> Input data:
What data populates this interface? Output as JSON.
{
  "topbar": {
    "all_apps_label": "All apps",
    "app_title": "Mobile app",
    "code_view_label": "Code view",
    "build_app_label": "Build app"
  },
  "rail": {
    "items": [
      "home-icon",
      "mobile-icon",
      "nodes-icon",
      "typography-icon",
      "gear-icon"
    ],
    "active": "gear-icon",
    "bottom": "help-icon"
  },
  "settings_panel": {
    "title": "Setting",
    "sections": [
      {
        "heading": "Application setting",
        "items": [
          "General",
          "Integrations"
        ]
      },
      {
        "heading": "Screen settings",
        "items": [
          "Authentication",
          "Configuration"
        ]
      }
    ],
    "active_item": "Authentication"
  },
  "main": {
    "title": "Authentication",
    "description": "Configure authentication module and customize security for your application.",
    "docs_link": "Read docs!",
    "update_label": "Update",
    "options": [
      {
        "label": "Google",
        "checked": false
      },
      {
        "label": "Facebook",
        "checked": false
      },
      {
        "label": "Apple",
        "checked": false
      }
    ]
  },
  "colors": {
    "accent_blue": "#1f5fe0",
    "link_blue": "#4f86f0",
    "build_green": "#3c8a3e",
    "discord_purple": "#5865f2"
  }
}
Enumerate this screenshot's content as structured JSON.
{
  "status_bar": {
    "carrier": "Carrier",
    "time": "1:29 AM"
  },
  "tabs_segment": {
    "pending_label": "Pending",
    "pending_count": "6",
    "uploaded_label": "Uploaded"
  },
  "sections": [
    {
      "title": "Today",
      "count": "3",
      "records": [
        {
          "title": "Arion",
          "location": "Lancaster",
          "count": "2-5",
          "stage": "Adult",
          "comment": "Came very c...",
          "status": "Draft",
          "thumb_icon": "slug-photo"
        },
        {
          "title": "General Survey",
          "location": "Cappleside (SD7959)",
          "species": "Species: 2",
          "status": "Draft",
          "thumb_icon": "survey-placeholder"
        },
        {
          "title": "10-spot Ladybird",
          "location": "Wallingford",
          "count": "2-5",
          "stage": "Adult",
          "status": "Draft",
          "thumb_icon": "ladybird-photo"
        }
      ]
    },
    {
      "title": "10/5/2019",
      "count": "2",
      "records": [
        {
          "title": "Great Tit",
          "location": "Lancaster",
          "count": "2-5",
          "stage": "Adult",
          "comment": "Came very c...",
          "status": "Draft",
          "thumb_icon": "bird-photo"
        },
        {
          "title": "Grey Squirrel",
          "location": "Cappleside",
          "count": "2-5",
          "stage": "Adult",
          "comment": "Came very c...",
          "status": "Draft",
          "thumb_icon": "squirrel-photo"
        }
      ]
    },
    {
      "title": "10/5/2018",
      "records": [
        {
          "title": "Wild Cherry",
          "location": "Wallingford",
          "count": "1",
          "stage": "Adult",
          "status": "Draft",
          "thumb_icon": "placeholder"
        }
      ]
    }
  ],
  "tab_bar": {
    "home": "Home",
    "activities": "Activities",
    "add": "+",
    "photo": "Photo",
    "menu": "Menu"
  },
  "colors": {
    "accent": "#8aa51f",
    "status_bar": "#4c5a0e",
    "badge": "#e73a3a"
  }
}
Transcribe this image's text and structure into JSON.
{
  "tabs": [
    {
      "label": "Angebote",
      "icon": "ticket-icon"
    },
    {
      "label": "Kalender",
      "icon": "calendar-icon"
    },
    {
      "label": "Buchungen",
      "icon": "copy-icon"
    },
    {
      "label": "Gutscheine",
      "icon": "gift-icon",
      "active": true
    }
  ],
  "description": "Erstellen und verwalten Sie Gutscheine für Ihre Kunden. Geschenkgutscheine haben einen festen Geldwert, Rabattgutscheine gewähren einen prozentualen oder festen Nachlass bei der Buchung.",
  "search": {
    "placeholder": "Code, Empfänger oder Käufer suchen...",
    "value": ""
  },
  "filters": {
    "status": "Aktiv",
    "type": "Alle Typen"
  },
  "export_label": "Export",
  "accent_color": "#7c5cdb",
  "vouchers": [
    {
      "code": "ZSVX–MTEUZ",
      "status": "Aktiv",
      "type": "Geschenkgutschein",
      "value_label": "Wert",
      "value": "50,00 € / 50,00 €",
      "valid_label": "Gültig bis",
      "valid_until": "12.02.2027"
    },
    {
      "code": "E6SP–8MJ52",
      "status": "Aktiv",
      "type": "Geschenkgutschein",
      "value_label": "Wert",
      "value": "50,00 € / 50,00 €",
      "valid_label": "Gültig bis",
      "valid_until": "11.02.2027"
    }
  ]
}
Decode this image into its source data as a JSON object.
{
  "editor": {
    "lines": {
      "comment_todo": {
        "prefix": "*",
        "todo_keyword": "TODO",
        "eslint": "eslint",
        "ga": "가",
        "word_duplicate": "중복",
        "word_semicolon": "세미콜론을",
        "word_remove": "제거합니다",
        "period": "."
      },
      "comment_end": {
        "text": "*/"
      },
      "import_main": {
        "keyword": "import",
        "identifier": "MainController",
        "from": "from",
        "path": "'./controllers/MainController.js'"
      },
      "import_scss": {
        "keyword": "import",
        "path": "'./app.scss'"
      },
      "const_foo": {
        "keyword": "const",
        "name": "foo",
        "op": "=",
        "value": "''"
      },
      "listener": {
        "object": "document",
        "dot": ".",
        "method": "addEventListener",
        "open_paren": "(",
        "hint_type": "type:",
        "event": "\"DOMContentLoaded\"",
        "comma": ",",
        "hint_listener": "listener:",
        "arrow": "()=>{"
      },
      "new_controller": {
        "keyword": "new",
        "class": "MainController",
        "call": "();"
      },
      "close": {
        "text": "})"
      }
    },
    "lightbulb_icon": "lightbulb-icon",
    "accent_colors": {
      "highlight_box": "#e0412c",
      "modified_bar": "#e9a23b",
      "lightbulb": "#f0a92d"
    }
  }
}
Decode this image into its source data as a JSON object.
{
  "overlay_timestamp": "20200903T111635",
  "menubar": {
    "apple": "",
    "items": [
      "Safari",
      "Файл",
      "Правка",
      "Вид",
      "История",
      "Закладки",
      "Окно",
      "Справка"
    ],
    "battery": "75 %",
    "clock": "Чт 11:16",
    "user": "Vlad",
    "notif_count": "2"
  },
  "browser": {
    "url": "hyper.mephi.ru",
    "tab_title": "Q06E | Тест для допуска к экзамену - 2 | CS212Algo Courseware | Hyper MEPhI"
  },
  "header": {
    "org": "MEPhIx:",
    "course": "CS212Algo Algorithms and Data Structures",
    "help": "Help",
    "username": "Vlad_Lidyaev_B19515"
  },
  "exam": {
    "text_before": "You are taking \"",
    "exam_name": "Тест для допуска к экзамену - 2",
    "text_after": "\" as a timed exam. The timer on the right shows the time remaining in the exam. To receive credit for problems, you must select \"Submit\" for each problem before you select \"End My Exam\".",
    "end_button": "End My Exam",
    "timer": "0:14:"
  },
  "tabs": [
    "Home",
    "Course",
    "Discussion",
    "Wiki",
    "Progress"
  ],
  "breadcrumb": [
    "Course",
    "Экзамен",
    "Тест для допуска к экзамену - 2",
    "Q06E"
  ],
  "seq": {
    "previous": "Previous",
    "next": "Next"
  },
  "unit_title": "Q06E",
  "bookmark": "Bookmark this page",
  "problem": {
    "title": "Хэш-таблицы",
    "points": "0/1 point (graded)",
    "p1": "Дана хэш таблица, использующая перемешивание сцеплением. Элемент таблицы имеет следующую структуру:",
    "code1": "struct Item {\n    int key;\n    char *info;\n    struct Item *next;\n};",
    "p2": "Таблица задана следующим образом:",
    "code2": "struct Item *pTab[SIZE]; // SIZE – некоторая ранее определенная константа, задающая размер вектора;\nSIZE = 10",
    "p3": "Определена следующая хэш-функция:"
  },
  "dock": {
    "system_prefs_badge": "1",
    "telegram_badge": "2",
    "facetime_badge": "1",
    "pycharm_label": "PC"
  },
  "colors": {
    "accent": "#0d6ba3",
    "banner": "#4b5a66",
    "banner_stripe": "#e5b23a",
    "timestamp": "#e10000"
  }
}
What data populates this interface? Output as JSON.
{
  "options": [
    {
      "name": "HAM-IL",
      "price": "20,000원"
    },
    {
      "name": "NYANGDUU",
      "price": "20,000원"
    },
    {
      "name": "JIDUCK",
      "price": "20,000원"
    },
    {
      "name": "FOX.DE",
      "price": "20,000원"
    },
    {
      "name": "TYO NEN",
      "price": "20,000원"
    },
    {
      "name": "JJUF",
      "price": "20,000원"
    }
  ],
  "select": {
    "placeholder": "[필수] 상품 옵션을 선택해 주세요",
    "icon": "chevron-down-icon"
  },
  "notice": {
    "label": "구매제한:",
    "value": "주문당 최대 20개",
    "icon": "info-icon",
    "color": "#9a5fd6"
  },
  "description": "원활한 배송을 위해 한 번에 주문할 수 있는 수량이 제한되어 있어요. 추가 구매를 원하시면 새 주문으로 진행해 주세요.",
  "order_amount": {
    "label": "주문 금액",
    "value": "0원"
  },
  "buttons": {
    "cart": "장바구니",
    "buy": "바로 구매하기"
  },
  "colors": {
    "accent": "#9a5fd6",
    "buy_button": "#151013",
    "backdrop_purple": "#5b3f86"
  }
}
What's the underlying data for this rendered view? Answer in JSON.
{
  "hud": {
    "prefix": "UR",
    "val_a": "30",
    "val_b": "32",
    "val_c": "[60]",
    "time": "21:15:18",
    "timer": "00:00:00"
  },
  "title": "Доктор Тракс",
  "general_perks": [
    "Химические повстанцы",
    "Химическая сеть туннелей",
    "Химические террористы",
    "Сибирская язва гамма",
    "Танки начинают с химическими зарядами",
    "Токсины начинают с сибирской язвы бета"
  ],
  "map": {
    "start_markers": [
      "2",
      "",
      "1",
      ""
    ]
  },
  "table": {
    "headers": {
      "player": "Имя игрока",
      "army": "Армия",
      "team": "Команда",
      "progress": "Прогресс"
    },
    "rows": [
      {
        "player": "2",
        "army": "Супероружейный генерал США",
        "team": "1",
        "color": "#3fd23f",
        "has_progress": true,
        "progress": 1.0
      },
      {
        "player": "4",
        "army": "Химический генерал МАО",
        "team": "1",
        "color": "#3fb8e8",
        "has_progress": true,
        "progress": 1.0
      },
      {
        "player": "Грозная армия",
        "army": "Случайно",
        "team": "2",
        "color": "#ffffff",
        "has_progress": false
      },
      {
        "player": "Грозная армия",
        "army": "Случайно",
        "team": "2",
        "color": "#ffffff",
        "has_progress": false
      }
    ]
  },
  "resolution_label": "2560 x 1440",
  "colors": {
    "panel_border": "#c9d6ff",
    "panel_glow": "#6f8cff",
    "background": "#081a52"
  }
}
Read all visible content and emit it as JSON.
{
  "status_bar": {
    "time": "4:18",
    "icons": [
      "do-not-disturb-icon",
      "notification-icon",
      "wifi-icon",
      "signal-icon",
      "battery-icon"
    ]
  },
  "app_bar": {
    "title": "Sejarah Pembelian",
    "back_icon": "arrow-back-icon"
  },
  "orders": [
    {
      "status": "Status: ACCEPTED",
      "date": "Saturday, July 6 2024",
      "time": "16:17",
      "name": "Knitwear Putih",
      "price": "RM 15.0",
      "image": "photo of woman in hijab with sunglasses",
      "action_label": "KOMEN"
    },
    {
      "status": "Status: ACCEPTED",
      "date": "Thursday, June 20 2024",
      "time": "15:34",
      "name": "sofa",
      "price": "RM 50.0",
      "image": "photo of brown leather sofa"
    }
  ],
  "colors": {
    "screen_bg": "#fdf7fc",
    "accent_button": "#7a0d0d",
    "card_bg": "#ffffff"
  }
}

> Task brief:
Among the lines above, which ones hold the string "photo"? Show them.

> Response:
          "thumb_icon": "slug-photo"
          "thumb_icon": "ladybird-photo"
          "thumb_icon": "bird-photo"
          "thumb_icon": "squirrel-photo"
    "photo": "Photo",
      "image": "photo of woman in hijab with sunglasses",
      "image": "photo of brown leather sofa"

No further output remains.